→ **Entries shown**
————

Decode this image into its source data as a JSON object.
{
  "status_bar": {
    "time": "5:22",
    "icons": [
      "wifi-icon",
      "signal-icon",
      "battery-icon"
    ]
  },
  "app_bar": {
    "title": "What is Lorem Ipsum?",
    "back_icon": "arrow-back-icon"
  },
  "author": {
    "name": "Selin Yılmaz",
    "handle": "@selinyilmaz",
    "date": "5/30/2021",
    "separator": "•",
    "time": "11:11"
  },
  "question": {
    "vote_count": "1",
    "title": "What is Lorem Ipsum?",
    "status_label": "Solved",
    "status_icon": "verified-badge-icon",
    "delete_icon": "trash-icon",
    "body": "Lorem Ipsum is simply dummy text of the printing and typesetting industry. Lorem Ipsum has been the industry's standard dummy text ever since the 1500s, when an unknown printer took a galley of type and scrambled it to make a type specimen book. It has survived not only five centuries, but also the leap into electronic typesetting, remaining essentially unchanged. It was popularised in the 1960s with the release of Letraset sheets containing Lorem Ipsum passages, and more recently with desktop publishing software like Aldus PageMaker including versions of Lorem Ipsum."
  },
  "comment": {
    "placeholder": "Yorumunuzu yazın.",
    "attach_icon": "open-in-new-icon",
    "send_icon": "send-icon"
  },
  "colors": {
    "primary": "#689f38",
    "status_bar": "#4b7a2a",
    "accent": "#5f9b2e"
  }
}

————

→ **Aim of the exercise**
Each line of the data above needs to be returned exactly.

→ **Completed exercise**
Decode this image into its source data as a JSON object.
{
  "status_bar": {
    "time": "5:22",
    "icons": [
      "wifi-icon",
      "signal-icon",
      "battery-icon"
    ]
  },
  "app_bar": {
    "title": "What is Lorem Ipsum?",
    "back_icon": "arrow-back-icon"
  },
  "author": {
    "name": "Selin Yılmaz",
    "handle": "@selinyilmaz",
    "date": "5/30/2021",
    "separator": "•",
    "time": "11:11"
  },
  "question": {
    "vote_count": "1",
    "title": "What is Lorem Ipsum?",
    "status_label": "Solved",
    "status_icon": "verified-badge-icon",
    "delete_icon": "trash-icon",
    "body": "Lorem Ipsum is simply dummy text of the printing and typesetting industry. Lorem Ipsum has been the industry's standard dummy text ever since the 1500s, when an unknown printer took a galley of type and scrambled it to make a type specimen book. It has survived not only five centuries, but also the leap into electronic typesetting, remaining essentially unchanged. It was popularised in the 1960s with the release of Letraset sheets containing Lorem Ipsum passages, and more recently with desktop publishing software like Aldus PageMaker including versions of Lorem Ipsum."
  },
  "comment": {
    "placeholder": "Yorumunuzu yazın.",
    "attach_icon": "open-in-new-icon",
    "send_icon": "send-icon"
  },
  "colors": {
    "primary": "#689f38",
    "status_bar": "#4b7a2a",
    "accent": "#5f9b2e"
  }
}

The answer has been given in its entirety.